TASK OBJECTIVE: Tally every line of the records below that includes "propios", and reply with the total alone.

(TASK INPUTS begins)

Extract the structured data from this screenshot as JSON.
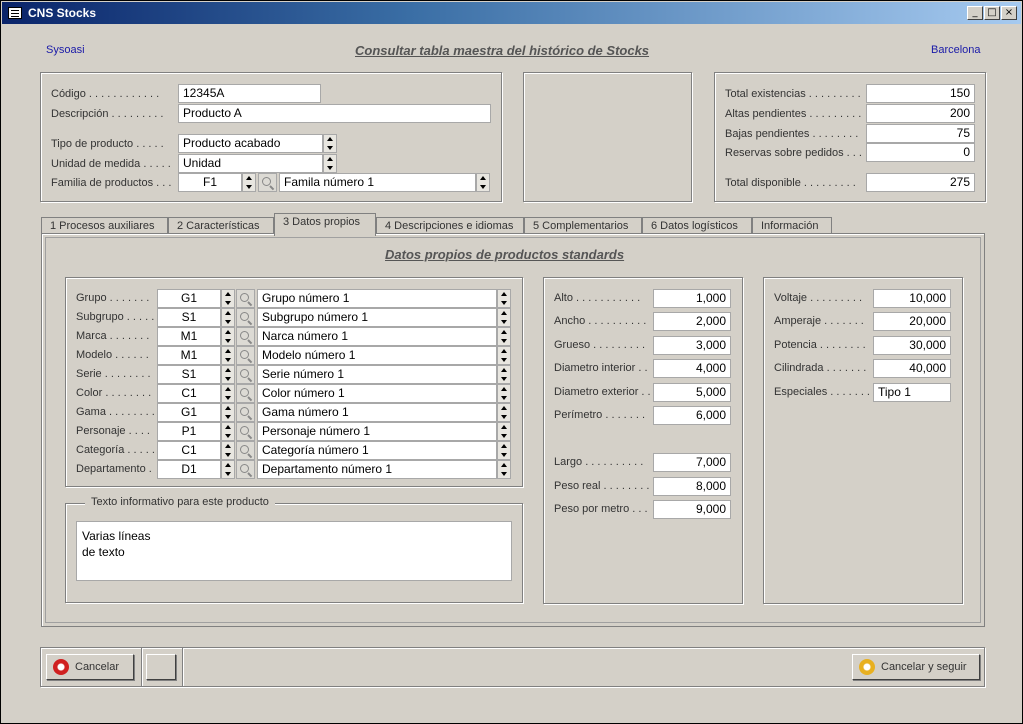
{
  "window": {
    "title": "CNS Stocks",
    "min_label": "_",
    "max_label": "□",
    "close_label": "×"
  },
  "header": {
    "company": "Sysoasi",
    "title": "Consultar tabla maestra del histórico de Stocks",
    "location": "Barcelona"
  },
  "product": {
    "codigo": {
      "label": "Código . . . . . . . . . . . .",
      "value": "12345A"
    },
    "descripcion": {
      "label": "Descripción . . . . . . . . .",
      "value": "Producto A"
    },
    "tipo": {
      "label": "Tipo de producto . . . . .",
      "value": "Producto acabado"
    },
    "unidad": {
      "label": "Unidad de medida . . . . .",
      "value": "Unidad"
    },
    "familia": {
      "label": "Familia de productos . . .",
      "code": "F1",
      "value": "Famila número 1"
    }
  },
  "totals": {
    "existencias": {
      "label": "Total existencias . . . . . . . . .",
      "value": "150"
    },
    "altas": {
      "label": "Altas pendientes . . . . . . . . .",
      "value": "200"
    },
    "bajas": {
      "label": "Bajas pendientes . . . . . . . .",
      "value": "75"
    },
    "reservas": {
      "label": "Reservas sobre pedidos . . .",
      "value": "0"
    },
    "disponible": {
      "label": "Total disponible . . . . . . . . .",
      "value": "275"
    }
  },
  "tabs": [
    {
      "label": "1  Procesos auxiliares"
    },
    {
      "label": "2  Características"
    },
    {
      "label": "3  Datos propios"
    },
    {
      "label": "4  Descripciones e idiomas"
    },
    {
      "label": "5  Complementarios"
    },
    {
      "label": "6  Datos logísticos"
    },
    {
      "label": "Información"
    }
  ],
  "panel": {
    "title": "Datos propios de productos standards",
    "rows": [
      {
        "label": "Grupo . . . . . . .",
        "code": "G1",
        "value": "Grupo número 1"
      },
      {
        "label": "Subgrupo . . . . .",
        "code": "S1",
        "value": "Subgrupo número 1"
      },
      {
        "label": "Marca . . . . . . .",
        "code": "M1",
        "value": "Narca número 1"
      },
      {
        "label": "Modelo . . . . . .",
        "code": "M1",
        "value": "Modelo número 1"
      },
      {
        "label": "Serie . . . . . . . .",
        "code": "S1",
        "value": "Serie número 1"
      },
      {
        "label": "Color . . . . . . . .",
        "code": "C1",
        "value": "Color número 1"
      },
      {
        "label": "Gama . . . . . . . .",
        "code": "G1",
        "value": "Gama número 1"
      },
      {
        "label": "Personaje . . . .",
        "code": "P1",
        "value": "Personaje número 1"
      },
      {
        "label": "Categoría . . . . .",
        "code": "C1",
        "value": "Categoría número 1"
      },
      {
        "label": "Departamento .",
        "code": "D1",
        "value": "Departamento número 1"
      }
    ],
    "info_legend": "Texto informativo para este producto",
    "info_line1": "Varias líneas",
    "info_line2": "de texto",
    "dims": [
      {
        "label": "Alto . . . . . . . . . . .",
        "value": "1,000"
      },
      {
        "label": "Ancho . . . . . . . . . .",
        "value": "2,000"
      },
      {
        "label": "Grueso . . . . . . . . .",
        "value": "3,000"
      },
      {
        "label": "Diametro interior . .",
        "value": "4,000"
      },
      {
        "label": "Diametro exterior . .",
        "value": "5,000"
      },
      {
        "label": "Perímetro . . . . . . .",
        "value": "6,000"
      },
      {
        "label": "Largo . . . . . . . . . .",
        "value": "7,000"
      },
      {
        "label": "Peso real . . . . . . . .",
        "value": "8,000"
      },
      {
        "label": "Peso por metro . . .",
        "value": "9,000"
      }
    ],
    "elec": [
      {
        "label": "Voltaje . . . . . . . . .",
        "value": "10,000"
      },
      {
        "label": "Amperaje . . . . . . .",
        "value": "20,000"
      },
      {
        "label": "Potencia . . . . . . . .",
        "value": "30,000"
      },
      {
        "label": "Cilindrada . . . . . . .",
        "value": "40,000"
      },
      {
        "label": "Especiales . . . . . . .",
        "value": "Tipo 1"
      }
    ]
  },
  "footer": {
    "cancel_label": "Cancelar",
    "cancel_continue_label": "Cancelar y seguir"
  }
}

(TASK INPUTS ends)

RESPONSE TO THIS TASK: 2